In Pakistan, the provinces of Waziristan and North Waziristan has been referred to as an 'Islamic State' under the control of the Taliban. The statement comes from a dubious source – the Taliban. That said, there is likely some truth to the issue as the Pakistan military has been engaged in the region – to one degree or another – since the beginning of the US led war.
As with elsewhere in this great struggle, the enemy wears no uniform and attacks not with an organized military effort focused on tactical and strategic battlefield victories, but instead he usurps the guise of his neighbors and attacks with stealth and maliciousness. The fight against him becomes threefold. One, deny him the space to operate. Two, deny him support, funding and arms. Three, stand against his ideology and those who spread it. In these areas, particularly in areas of Pakistan that were only marginally controlled prior to the war, the challenge for the Pakistani government and military is significant.
It is understandable that President Musharraf would not welcome a large scale US military incursion into his nation. Even in pursuit of a mutual enemy. Likewise, we recognize that his own forces, military and otherwise, are suited more adroitly to the rooting out of those whose only identifying marks are those held in their hearts and in their association with the ideals of radical Islamists. Yet there is a point at which the Pakistan people must expect their President to either prosecute the war with a firmer hand or expect that his own nation runs the risk of being seen as harboring terrorist.
In the video which announced the 'Islamic State', footage of large bases of operations for Taliban supporters are shown. The footage also includes an attack on a US base in Afghanistan. Clearly, if authentic, the makers of this video are more brazen and confident of their control of the region than can be allowed. That control must be wrested from them. To those ends, the means of US forces in Afghanistan should be made available – and moreover, the Pakistani government should assure its people that their interest and security are in Islamabad and Musharraf, not in the repression of the Taliban redux.
Progress in the war has largely been measured by our military victories against the lesser military capabilities of our enemies.

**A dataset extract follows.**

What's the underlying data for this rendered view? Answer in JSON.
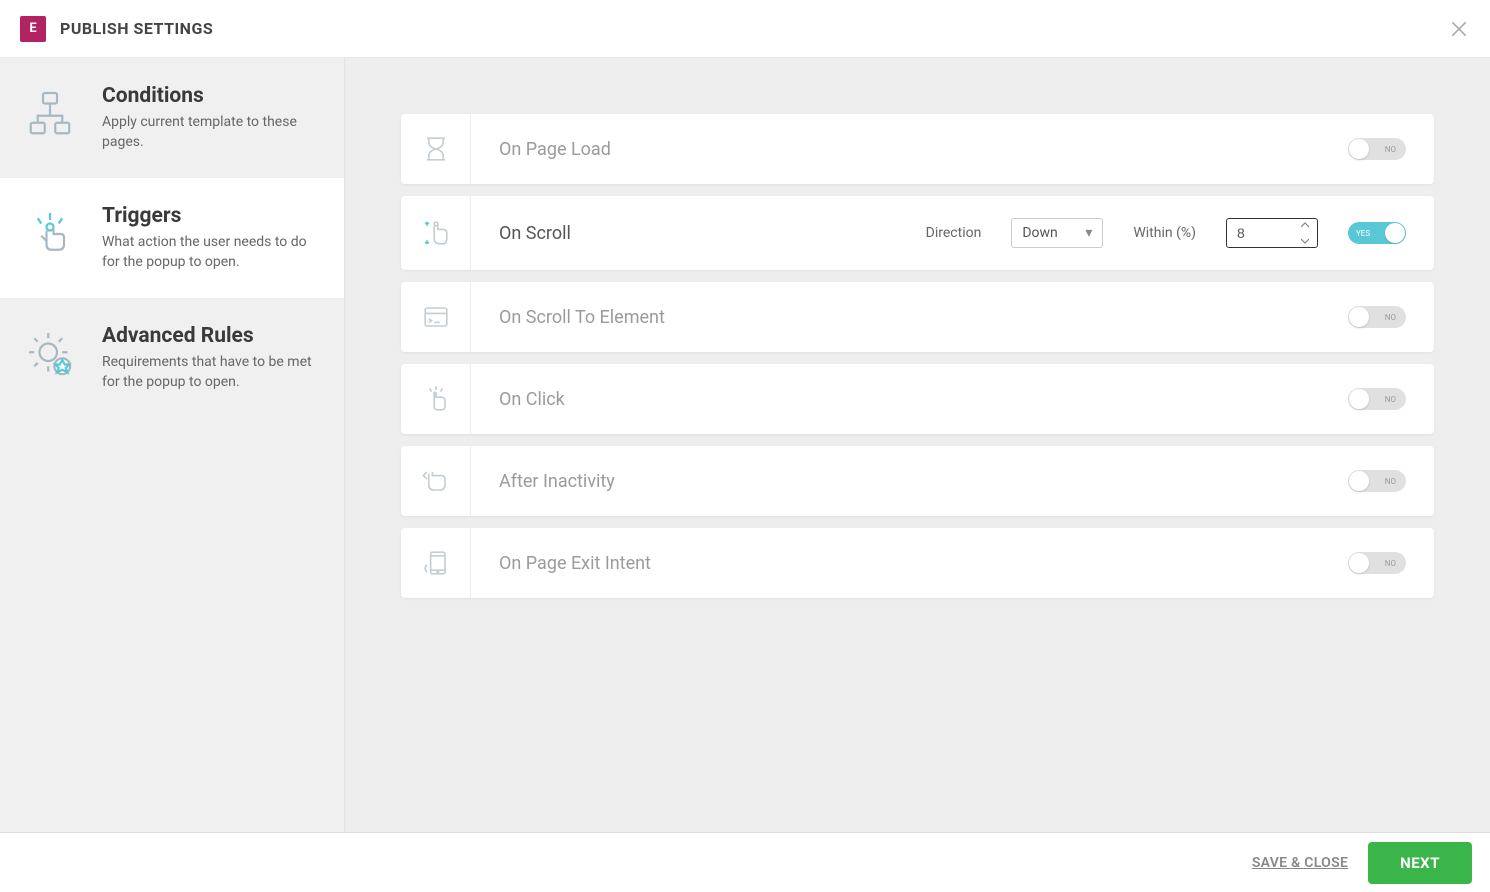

These impressive and honor-worthy efforts will continue for some time. Yet this is also a time for the broadening of our interests to the construction of an Iraqi nation, the strengthening of the Afghan nation and the freeing of Pakistan's troubled provinces. As we broaden our view from afar, Muslim men and women around the world are sure to find greater cause for supporting an end to terror in Islam's name.